My dilemma was this. Although I knew it would be the easier route to build a concrete
tank, I didn't want anything that permanent. I knew I wouldn't tire of the tank, but what if I sold the
house? What would it do to my resale value? I came to the realization that not everyone wants a 1700
gallon shark tank in their basement, and tearing out concrete would be a nightmare. I would have to make
it removable, this meant building it from a material that would lend itself easily to disassembly.
The obvious choice was wood. The plans on garf were great, but simply would not be practical on a tank
this long, and deep and BIG. With depth and length, comes pressure. Without some additional support and
structural rigidity, a plywood tank would literally blow apart. The challenge with any aquarium whether

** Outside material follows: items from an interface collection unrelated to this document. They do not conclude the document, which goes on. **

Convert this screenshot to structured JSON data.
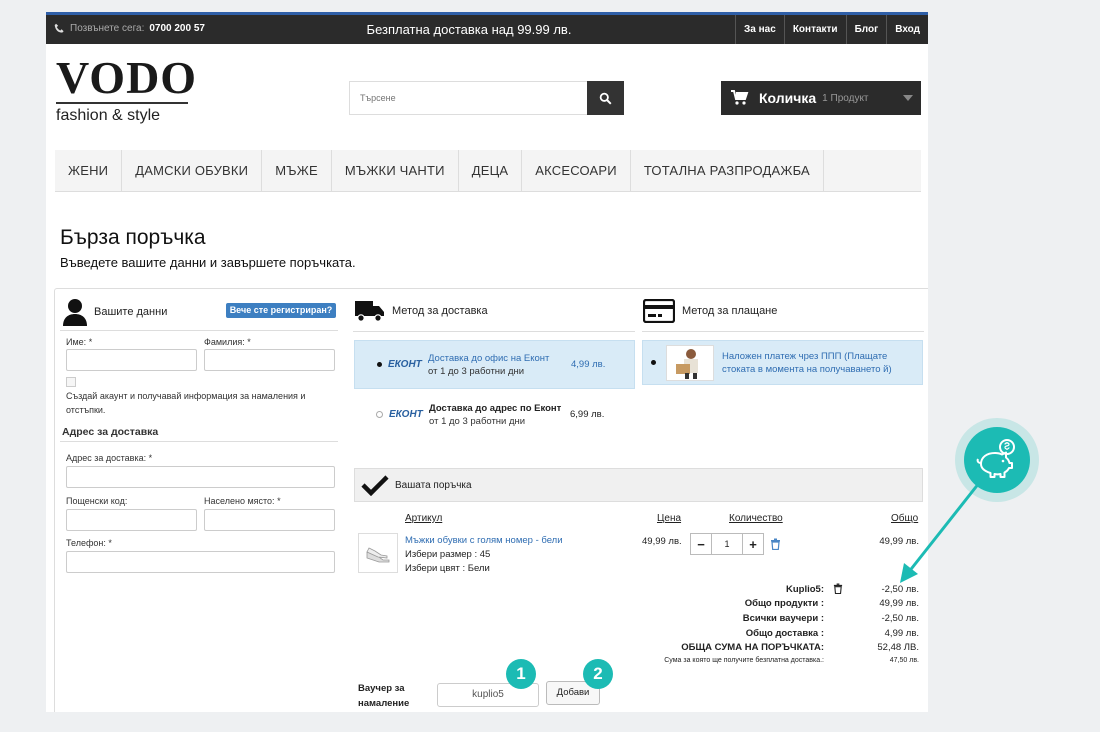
{
  "topbar": {
    "phone_label": "Позвънете сега:",
    "phone_number": "0700 200 57",
    "promo": "Безплатна доставка над 99.99 лв.",
    "links": [
      "За нас",
      "Контакти",
      "Блог",
      "Вход"
    ]
  },
  "logo": {
    "brand": "VODO",
    "tagline": "fashion & style"
  },
  "search": {
    "placeholder": "Търсене"
  },
  "cart": {
    "title": "Количка",
    "count": "1 Продукт"
  },
  "nav": [
    "ЖЕНИ",
    "ДАМСКИ ОБУВКИ",
    "МЪЖЕ",
    "МЪЖКИ ЧАНТИ",
    "ДЕЦА",
    "АКСЕСОАРИ",
    "ТОТАЛНА РАЗПРОДАЖБА"
  ],
  "page": {
    "title": "Бърза поръчка",
    "subtitle": "Въведете вашите данни и завършете поръчката."
  },
  "personal": {
    "heading": "Вашите данни",
    "registered_btn": "Вече сте регистриран?",
    "first_name": "Име:",
    "last_name": "Фамилия:",
    "required": "*",
    "account_text": "Създай акаунт и получавай информация за намаления и отстъпки.",
    "address_heading": "Адрес за доставка",
    "address": "Адрес за доставка:",
    "postcode": "Пощенски код:",
    "city": "Населено място:",
    "phone": "Телефон:"
  },
  "delivery": {
    "heading": "Метод за доставка",
    "options": [
      {
        "carrier": "ЕКОНТ",
        "name": "Доставка до офис на Еконт",
        "eta": "от 1 до 3 работни дни",
        "price": "4,99 лв.",
        "selected": true
      },
      {
        "carrier": "ЕКОНТ",
        "name": "Доставка до адрес по Еконт",
        "eta": "от 1 до 3 работни дни",
        "price": "6,99 лв.",
        "selected": false
      }
    ]
  },
  "payment": {
    "heading": "Метод за плащане",
    "option": "Наложен платеж чрез ППП (Плащате стоката в момента на получаването й)"
  },
  "order": {
    "heading": "Вашата поръчка",
    "columns": {
      "item": "Артикул",
      "price": "Цена",
      "qty": "Количество",
      "total": "Общо"
    },
    "item": {
      "name": "Мъжки обувки с голям номер - бели",
      "size": "Избери размер : 45",
      "color": "Избери цвят : Бели",
      "price": "49,99 лв.",
      "qty": "1",
      "total": "49,99 лв."
    },
    "summary": [
      {
        "label": "Kuplio5:",
        "value": "-2,50 лв."
      },
      {
        "label": "Общо продукти :",
        "value": "49,99 лв."
      },
      {
        "label": "Всички ваучери :",
        "value": "-2,50 лв."
      },
      {
        "label": "Общо доставка :",
        "value": "4,99 лв."
      },
      {
        "label": "ОБЩА СУМА НА ПОРЪЧКАТА:",
        "value": "52,48 ЛВ."
      },
      {
        "label": "Сума за която ще получите безплатна доставка.:",
        "value": "47,50 лв."
      }
    ]
  },
  "voucher": {
    "label_1": "Ваучер за",
    "label_2": "намаление",
    "value": "kuplio5",
    "add": "Добави"
  },
  "markers": [
    "1",
    "2"
  ],
  "colors": {
    "accent": "#1cbbb4",
    "link": "#2f6db2",
    "dark": "#2b2b2b"
  }
}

it be glass, acrylic, wood or cement, is building the walls to withstand forces generated by the water
pressure. The deeper the water, the higher the pressure per square inch. Dealing with this pressure
means preventing warpage/bowing. In smaller tanks, this can be accomplished by increasing the thickness

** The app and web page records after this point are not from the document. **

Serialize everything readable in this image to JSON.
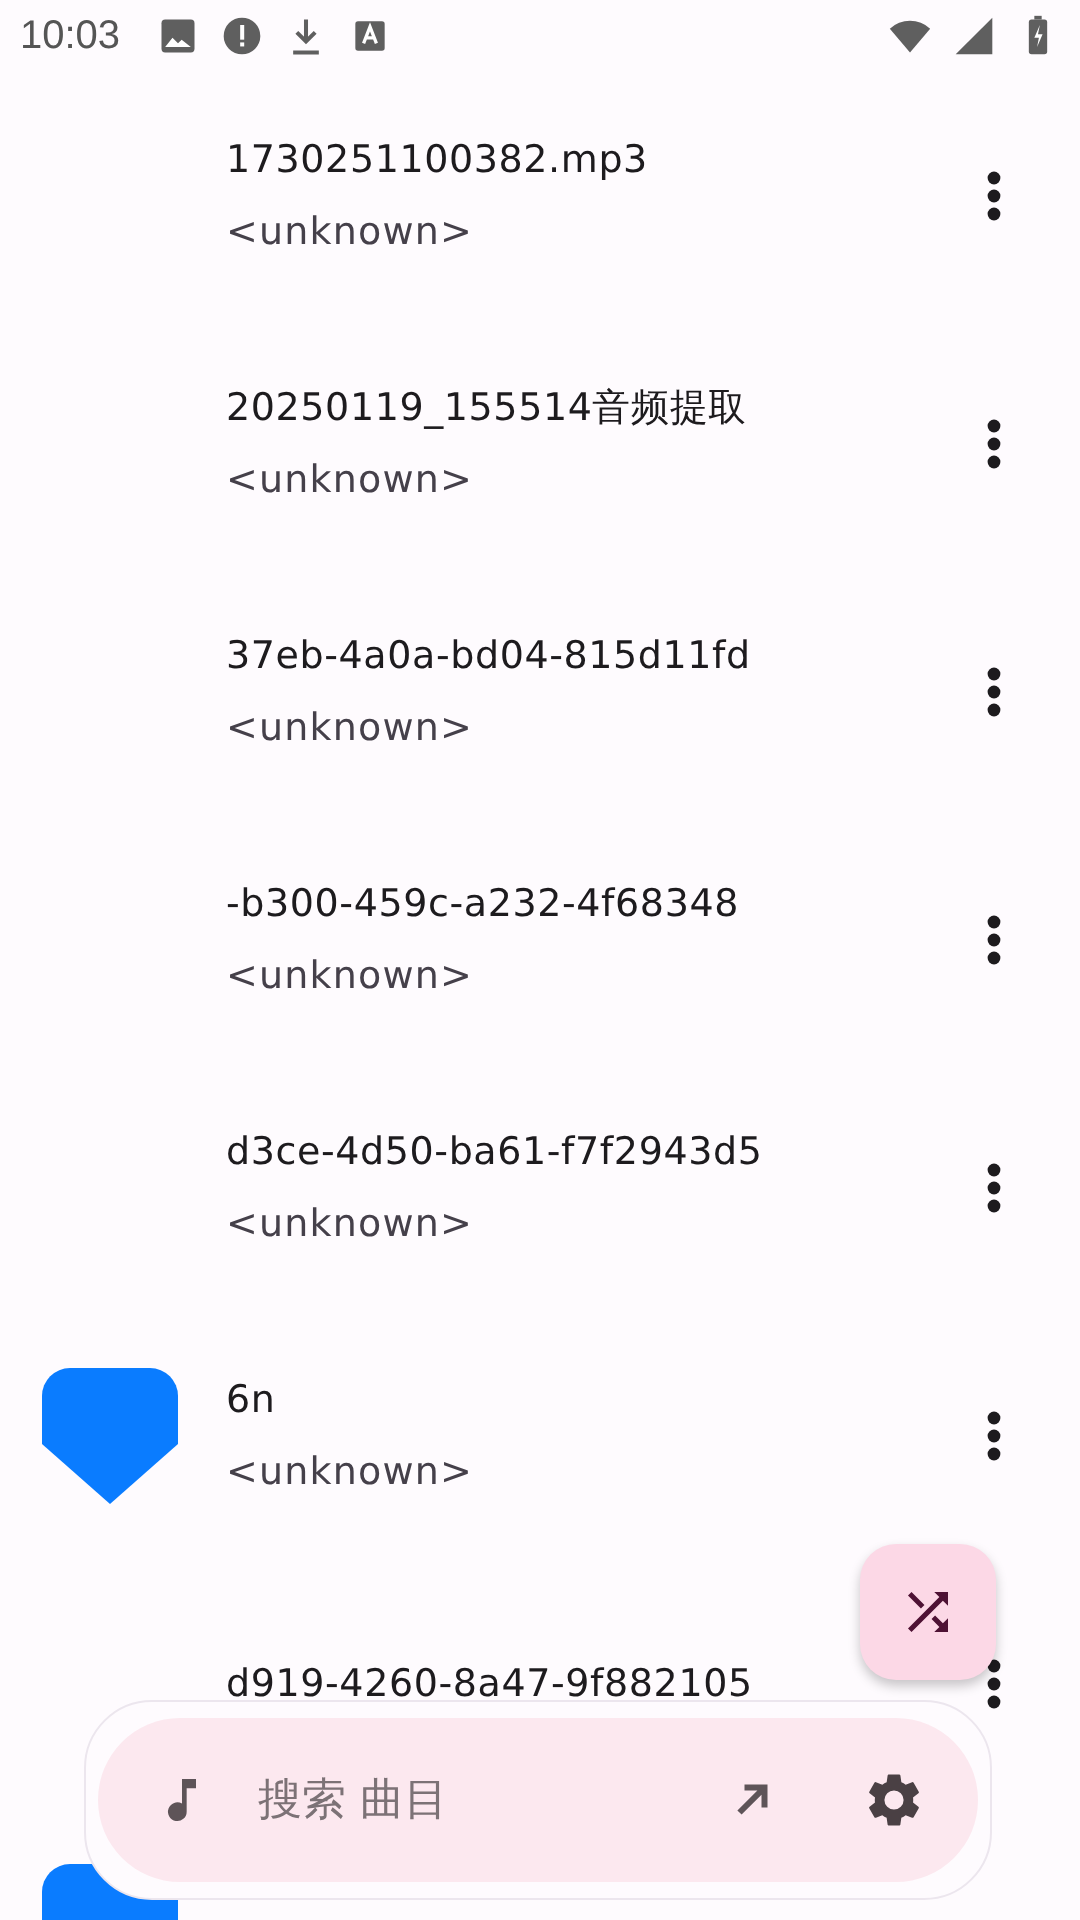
{
  "status_bar": {
    "time": "10:03"
  },
  "songs": [
    {
      "title": "1730251100382.mp3",
      "artist": "<unknown>",
      "thumbnail": false
    },
    {
      "title": "20250119_155514音频提取",
      "artist": "<unknown>",
      "thumbnail": false
    },
    {
      "title": "37eb-4a0a-bd04-815d11fd",
      "artist": "<unknown>",
      "thumbnail": false
    },
    {
      "title": "-b300-459c-a232-4f68348",
      "artist": "<unknown>",
      "thumbnail": false
    },
    {
      "title": "d3ce-4d50-ba61-f7f2943d5",
      "artist": "<unknown>",
      "thumbnail": false
    },
    {
      "title": "6n",
      "artist": "<unknown>",
      "thumbnail": true
    },
    {
      "title": "d919-4260-8a47-9f882105",
      "thumbnail": false
    },
    {
      "thumbnail": true
    }
  ],
  "search": {
    "placeholder": "搜索 曲目"
  }
}
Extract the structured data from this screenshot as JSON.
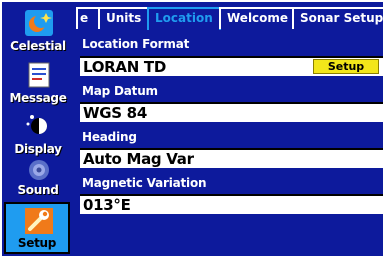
{
  "sidebar": {
    "items": [
      {
        "label": "Celestial",
        "icon": "celestial-icon"
      },
      {
        "label": "Message",
        "icon": "message-icon"
      },
      {
        "label": "Display",
        "icon": "display-icon"
      },
      {
        "label": "Sound",
        "icon": "sound-icon"
      },
      {
        "label": "Setup",
        "icon": "setup-icon",
        "selected": true
      }
    ]
  },
  "tabs": [
    {
      "label": "e"
    },
    {
      "label": "Units"
    },
    {
      "label": "Location",
      "active": true
    },
    {
      "label": "Welcome"
    },
    {
      "label": "Sonar Setup"
    }
  ],
  "location": {
    "format_label": "Location Format",
    "format_value": "LORAN TD",
    "setup_button": "Setup",
    "datum_label": "Map Datum",
    "datum_value": "WGS 84",
    "heading_label": "Heading",
    "heading_value": "Auto Mag Var",
    "magvar_label": "Magnetic Variation",
    "magvar_value": "013°E"
  },
  "colors": {
    "background": "#0d1a9c",
    "highlight": "#1f9cf0",
    "button": "#f2e61a",
    "field": "#ffffff"
  }
}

of the glass/acrylic, and adding support (cross bracing) to the top of the tank. Cross bracing alone,
would not solve all of my problems I had to find other means to help prevent bowing and flex.

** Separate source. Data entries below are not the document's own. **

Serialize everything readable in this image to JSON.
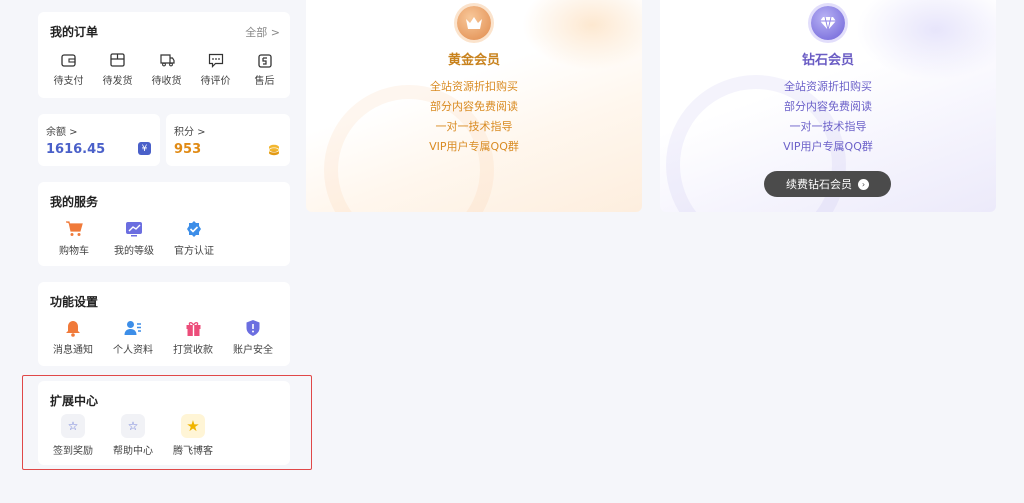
{
  "orders": {
    "title": "我的订单",
    "all_link": "全部 >",
    "items": [
      {
        "label": "待支付",
        "icon": "wallet-icon"
      },
      {
        "label": "待发货",
        "icon": "box-icon"
      },
      {
        "label": "待收货",
        "icon": "truck-icon"
      },
      {
        "label": "待评价",
        "icon": "comment-icon"
      },
      {
        "label": "售后",
        "icon": "after-sale-icon"
      }
    ]
  },
  "balance": {
    "label": "余额 >",
    "value": "1616.45",
    "icon": "yen-icon"
  },
  "points": {
    "label": "积分 >",
    "value": "953",
    "icon": "coins-icon"
  },
  "services": {
    "title": "我的服务",
    "items": [
      {
        "label": "购物车",
        "icon": "cart-icon"
      },
      {
        "label": "我的等级",
        "icon": "level-icon"
      },
      {
        "label": "官方认证",
        "icon": "verified-icon"
      }
    ]
  },
  "settings": {
    "title": "功能设置",
    "items": [
      {
        "label": "消息通知",
        "icon": "bell-icon"
      },
      {
        "label": "个人资料",
        "icon": "profile-icon"
      },
      {
        "label": "打赏收款",
        "icon": "gift-icon"
      },
      {
        "label": "账户安全",
        "icon": "shield-icon"
      }
    ]
  },
  "extensions": {
    "title": "扩展中心",
    "items": [
      {
        "label": "签到奖励",
        "icon": "star-icon"
      },
      {
        "label": "帮助中心",
        "icon": "star-icon"
      },
      {
        "label": "腾飞博客",
        "icon": "star-gold-icon"
      }
    ]
  },
  "vip_gold": {
    "name": "黄金会员",
    "features": [
      "全站资源折扣购买",
      "部分内容免费阅读",
      "一对一技术指导",
      "VIP用户专属QQ群"
    ]
  },
  "vip_diamond": {
    "name": "钻石会员",
    "features": [
      "全站资源折扣购买",
      "部分内容免费阅读",
      "一对一技术指导",
      "VIP用户专属QQ群"
    ],
    "button_label": "续费钻石会员"
  },
  "colors": {
    "accent_blue": "#4a60c9",
    "gold": "#c8821d",
    "diamond": "#6a5cc4",
    "highlight": "#e04848"
  }
}
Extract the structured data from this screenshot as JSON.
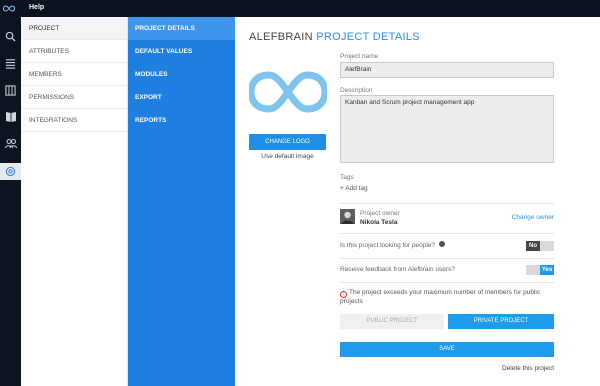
{
  "topbar": {
    "help_label": "Help"
  },
  "rail": {
    "icons": [
      "search-icon",
      "list-icon",
      "map-icon",
      "book-icon",
      "team-icon",
      "settings-icon"
    ]
  },
  "menu_primary": {
    "items": [
      {
        "label": "PROJECT",
        "active": true
      },
      {
        "label": "ATTRIBUTES",
        "active": false
      },
      {
        "label": "MEMBERS",
        "active": false
      },
      {
        "label": "PERMISSIONS",
        "active": false
      },
      {
        "label": "INTEGRATIONS",
        "active": false
      }
    ]
  },
  "menu_secondary": {
    "items": [
      {
        "label": "PROJECT DETAILS",
        "active": true
      },
      {
        "label": "DEFAULT VALUES",
        "active": false
      },
      {
        "label": "MODULES",
        "active": false
      },
      {
        "label": "EXPORT",
        "active": false
      },
      {
        "label": "REPORTS",
        "active": false
      }
    ]
  },
  "main": {
    "title_project": "ALEFBRAIN",
    "title_section": "PROJECT DETAILS",
    "change_logo_label": "CHANGE LOGO",
    "use_default_label": "Use default image",
    "project_name_label": "Project name",
    "project_name_value": "AlefBrain",
    "description_label": "Description",
    "description_value": "Kanban and Scrum project management app",
    "tags_label": "Tags",
    "add_tag_label": "+ Add tag",
    "owner_label": "Project owner",
    "owner_name": "Nikola Tesla",
    "change_owner_label": "Change owner",
    "looking_question": "Is this project looking for people?",
    "looking_value": "No",
    "feedback_question": "Receive feedback from Alefbrain users?",
    "feedback_value": "Yes",
    "warning_text": "The project exceeds your maximum number of members for public projects",
    "public_label": "PUBLIC PROJECT",
    "private_label": "PRIVATE PROJECT",
    "save_label": "SAVE",
    "delete_label": "Delete this project"
  },
  "colors": {
    "accent": "#1e9be9",
    "menu_blue": "#1f7fe0",
    "rail_dark": "#0c1422"
  }
}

I knew that the garf plans had worked for many, as long as they were sealed properly. I knew plywood
walls coated in epoxy would work. The way I saw it, I had two obstacles to overcome.
My basic plan, was to build a boat, but inside out.
- Supporting the entire tank so it wouldn't unfold like a cardboard box when full.
- Sealing the seams, and preventing them from splitting/leaking under pressure.
Support: I decided the best way to prevent bowing, would be to support the tank from the outside, using
interlocking 4x4's as support bands. Basically, the tank would be encased in a wood skeleton, adding
strength and support in all the high stress areas. So the tank would still be a plywood tank, with
regular plywood walls, but reinforced from top to bottom, with the most reinforcement at the top. To do
this, I would need to build the frame first, and in a sense, install the tank last.